> [What is needed]: Please look for the string "مذكرة" below and report every line in which it occurs.

> [Input for this task]:
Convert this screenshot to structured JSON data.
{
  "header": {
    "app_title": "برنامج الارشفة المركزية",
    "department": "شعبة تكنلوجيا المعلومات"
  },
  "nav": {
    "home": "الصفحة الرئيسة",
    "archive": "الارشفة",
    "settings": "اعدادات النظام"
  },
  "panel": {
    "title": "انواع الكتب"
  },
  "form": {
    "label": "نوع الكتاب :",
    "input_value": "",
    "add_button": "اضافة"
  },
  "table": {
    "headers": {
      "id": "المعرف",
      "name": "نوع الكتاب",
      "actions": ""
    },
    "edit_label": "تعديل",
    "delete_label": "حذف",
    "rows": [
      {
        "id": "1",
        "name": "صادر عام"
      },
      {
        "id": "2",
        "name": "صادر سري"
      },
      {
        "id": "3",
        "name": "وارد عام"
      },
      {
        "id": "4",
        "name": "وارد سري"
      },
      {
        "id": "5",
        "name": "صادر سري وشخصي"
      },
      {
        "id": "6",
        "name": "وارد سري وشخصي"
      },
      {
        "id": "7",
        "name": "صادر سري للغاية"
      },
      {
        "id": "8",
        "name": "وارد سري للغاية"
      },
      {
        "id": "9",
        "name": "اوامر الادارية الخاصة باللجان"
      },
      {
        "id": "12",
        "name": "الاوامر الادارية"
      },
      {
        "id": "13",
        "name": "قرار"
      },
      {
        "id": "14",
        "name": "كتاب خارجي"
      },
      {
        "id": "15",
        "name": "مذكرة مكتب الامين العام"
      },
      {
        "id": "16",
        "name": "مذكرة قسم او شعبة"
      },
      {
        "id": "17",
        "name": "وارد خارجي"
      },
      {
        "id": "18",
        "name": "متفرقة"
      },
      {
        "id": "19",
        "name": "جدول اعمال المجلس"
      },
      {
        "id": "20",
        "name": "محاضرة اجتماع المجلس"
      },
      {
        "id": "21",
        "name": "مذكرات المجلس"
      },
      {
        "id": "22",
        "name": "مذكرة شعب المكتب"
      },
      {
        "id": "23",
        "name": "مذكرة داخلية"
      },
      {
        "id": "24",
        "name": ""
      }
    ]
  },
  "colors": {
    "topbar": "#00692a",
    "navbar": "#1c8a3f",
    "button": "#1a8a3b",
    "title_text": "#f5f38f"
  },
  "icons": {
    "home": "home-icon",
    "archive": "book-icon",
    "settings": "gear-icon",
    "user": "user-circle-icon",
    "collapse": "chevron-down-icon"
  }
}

> [Answer below]:
        "name": "مذكرة مكتب الامين العام"
        "name": "مذكرة قسم او شعبة"
        "name": "مذكرة شعب المكتب"
        "name": "مذكرة داخلية"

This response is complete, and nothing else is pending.